Over the next few months, it became our afternoon ritual to check Epic for the week’s appointments and to schedule transportation covered by Medicaid. Clearing the requisite ophthalmology consultations, our patient had nally been cleared for an extracapsular cataract removal.

On the fateful day, the afternoon glare threatened to wash out our laptop screens. We pulled up Mr. Z’s scheduled operation on the EMR. But where we expected the usual byzantine surgical itinerary: “CANCELLED BEFORE INDUCTION.” Our patient had used cocaine in the days leading up to his operation.
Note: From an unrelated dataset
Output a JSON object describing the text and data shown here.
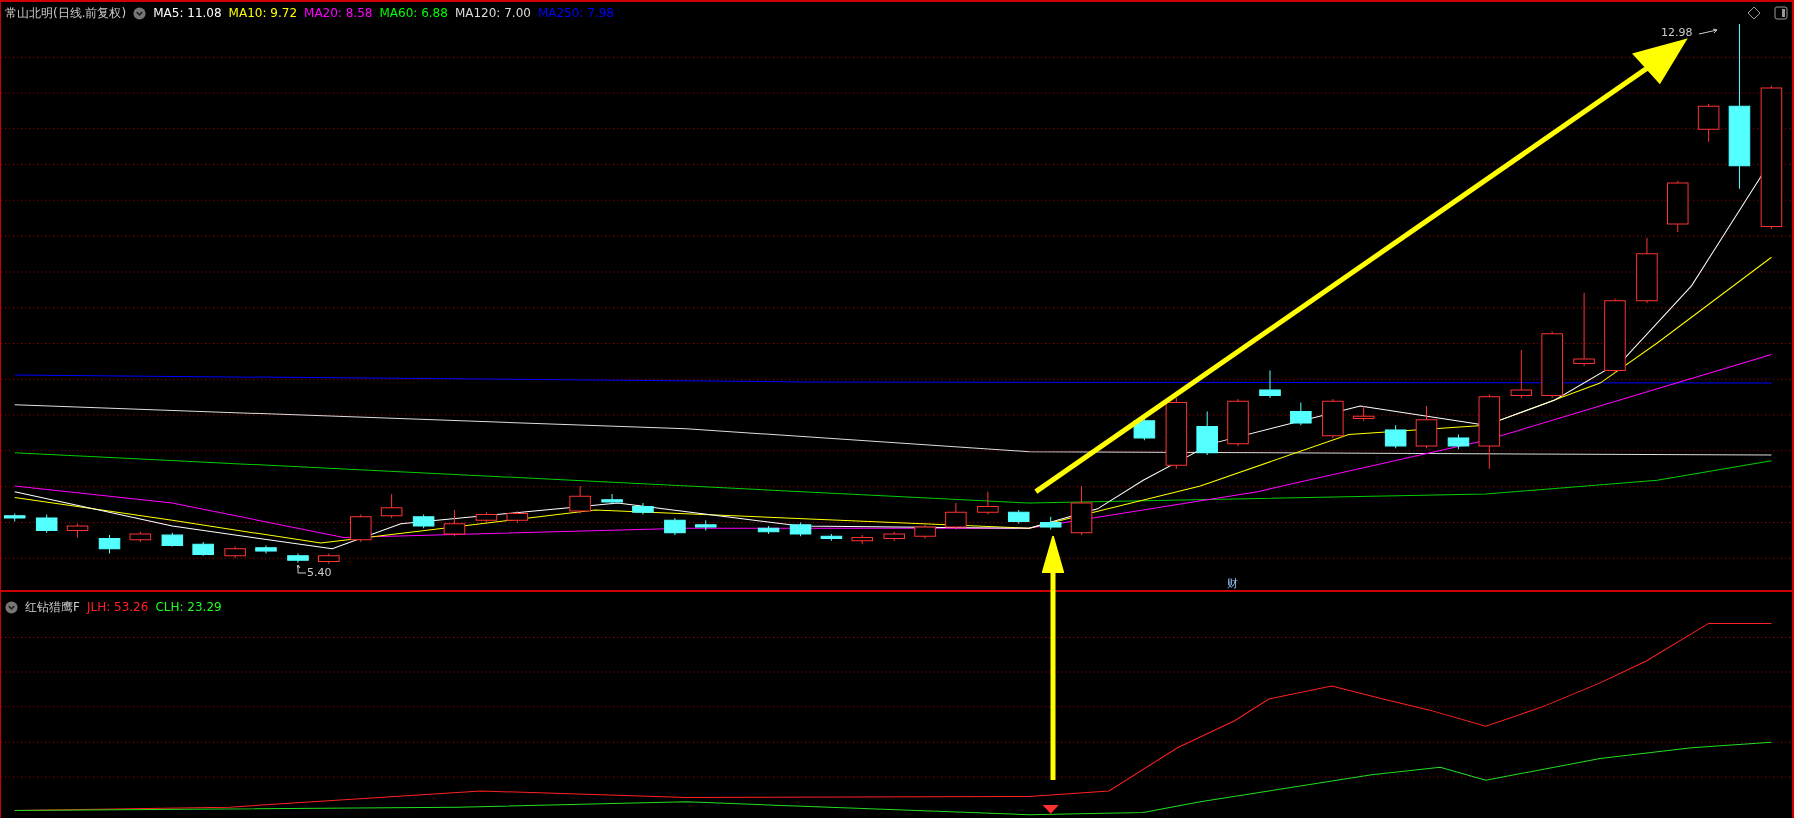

We asked Mr. Z about cocaine during our next home visit. “I didn’t know that I couldn’t do that! [The nurse] started asking me questions before the surgery, and I didn’t want to die on the table!”

“What have you done before to avoid using cocaine?” we asked. It turned out Mr. Z liked taking walks to his cousin’s house nearby. That was on the few occasions his leg pain did not keep him shuttered indoors. Cocaine staved off boredom. Cocaine took his mind o the pain. And when no amount of cocaine or pain meds did the trick, Duke ED was always open.
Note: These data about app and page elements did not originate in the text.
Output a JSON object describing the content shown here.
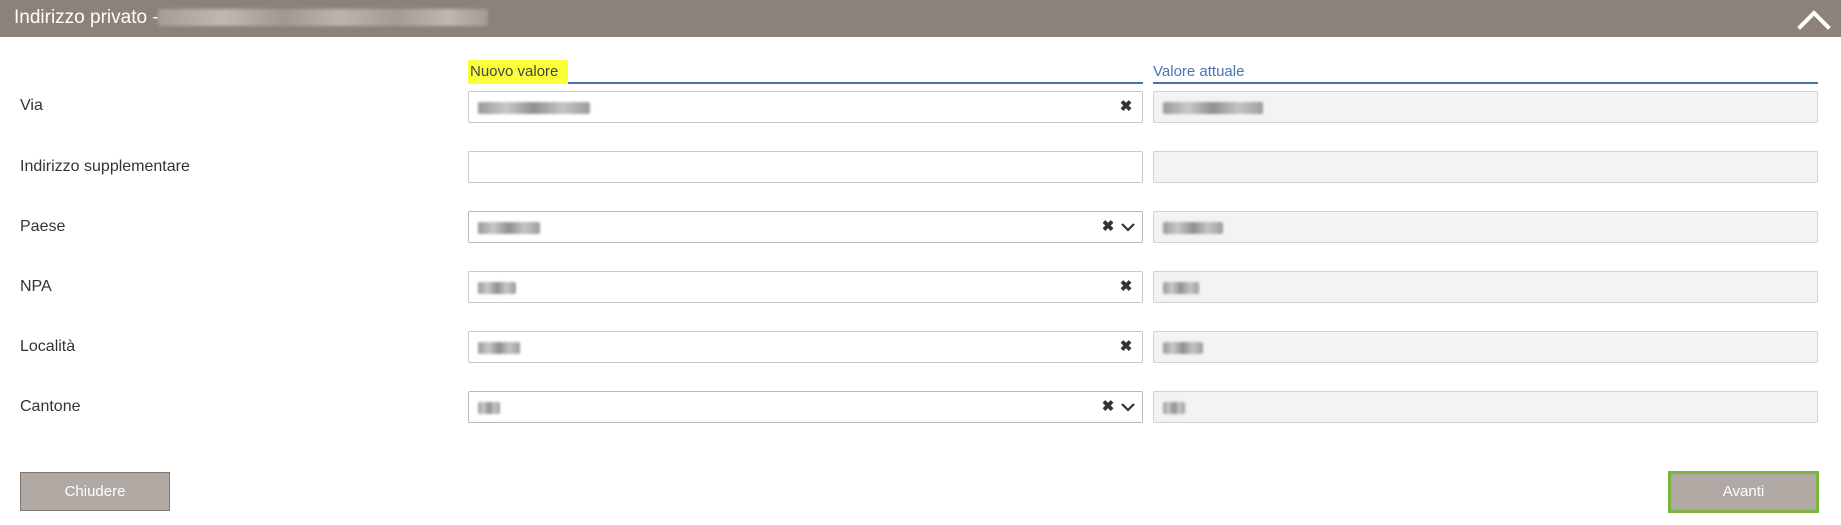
{
  "header": {
    "title": "Indirizzo privato -",
    "collapse_icon": "chevron-up-icon"
  },
  "columns": {
    "new_value": "Nuovo valore",
    "current_value": "Valore attuale"
  },
  "rows": [
    {
      "label": "Via",
      "new_value": "",
      "current_value": "",
      "type": "text",
      "clearable": true
    },
    {
      "label": "Indirizzo supplementare",
      "new_value": "",
      "current_value": "",
      "type": "text",
      "clearable": false
    },
    {
      "label": "Paese",
      "new_value": "",
      "current_value": "",
      "type": "select",
      "clearable": true
    },
    {
      "label": "NPA",
      "new_value": "",
      "current_value": "",
      "type": "text",
      "clearable": true
    },
    {
      "label": "Località",
      "new_value": "",
      "current_value": "",
      "type": "text",
      "clearable": true
    },
    {
      "label": "Cantone",
      "new_value": "",
      "current_value": "",
      "type": "select",
      "clearable": true
    }
  ],
  "buttons": {
    "close": "Chiudere",
    "next": "Avanti"
  },
  "colors": {
    "header_bg": "#8c817b",
    "accent": "#4a74b4",
    "highlight": "#fbff3a",
    "button_bg": "#b0a8a3",
    "next_border": "#7cb342"
  }
}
The recommendations we had planned to share with Mr. Z gave way to a cat and mouse game, chasing after the elusive strategy our patient would be willing and able to follow.

“If the [football] game is on, I don’t know if I’ll be able to keep off [the cocaine].

Or, “How about starting the next Monday… no… Tuesday after?”

Our goals had shifted beneath our feet, complete abstinence turned into remaining clean in the two weeks before surgery.

While working with Mr. Z, we also became acquainted with “NO SHOW”, yet another dismal status waiting in the EMR. In our disappointment, it was easy to wonder aloud to one another, “How did he avoid his appointment this time?”

Of course, it was not so simple. Between us, Durham Transportation Services, Medicaid, Duke, and Mr. Z, five parties were involved in arranging one patient’s medical visits. We did a fine job blindsiding one another, from the last minute reschedules we missed, to cancellations Mr. Z had never gotten word of, to transportation that arrived at his doorstep for an appointment everyone else knew was not happening.

One thing was simple to understand. Mr. Z did not have the independence to schedule his own appointments. He had precious few phone minutes to spare for keeping abreast of his many visits, let alone any unpredictable changes. Without a clear line of sight to his appointment schedule, Mr. Z had little on which to structure a drug abstinence routine. His cocaine usage only exacerbated preexisting conditions like congestive heart failure. The result was a cruel synergy between Mr. Z’s comorbidities and socioeconomic challenges, warping even a simple, vision saving procedure into an untenable idea.

Mugginess has since descended from a pale sky, heralding summer, bringing us nearly full circle to when we first met our patient. Once more, Mr. Z is taking the many steps between initial consult and surgery. Yet somehow, our view is di erent. Through Mr. Z, we now know that the gleaming expanse of glass in which we learn medicine does not have an intervention for a lack of phone minutes, or a personalized drug for each patient with a history of substance abuse. Mr. Z has grown beyond a constellation of poorly managed symptoms on Epic, instead becoming the gentleman in a faded denim jacket who waved over two medical students in the hospital lobby, greeting them warmly with a “How are my kids doing?”

The difficulties that would color so much of our shared experience is streaked by per- sonal moments such as these. Likewise, the templated labels we can hastily ascribe to our “di cult case” do not stick so well once we have left clinic and tested the air of our patient’s neighborhood, or pulled our chairs across the linoleum of his darkened kitchen. Eyes open, we realize just how intimate our view of this one patient’s life was. We find our frustration tempered and our resolve intact.

“You guys planning on still working with Mr. Z?” asked one of our Hotspotting coordinators.

My partner and I shared a glance. I shrugged, “We want to see this one through.”

Sabran Masoud is a rising third year medical student who frequently gets lost and sometimes enjoys it.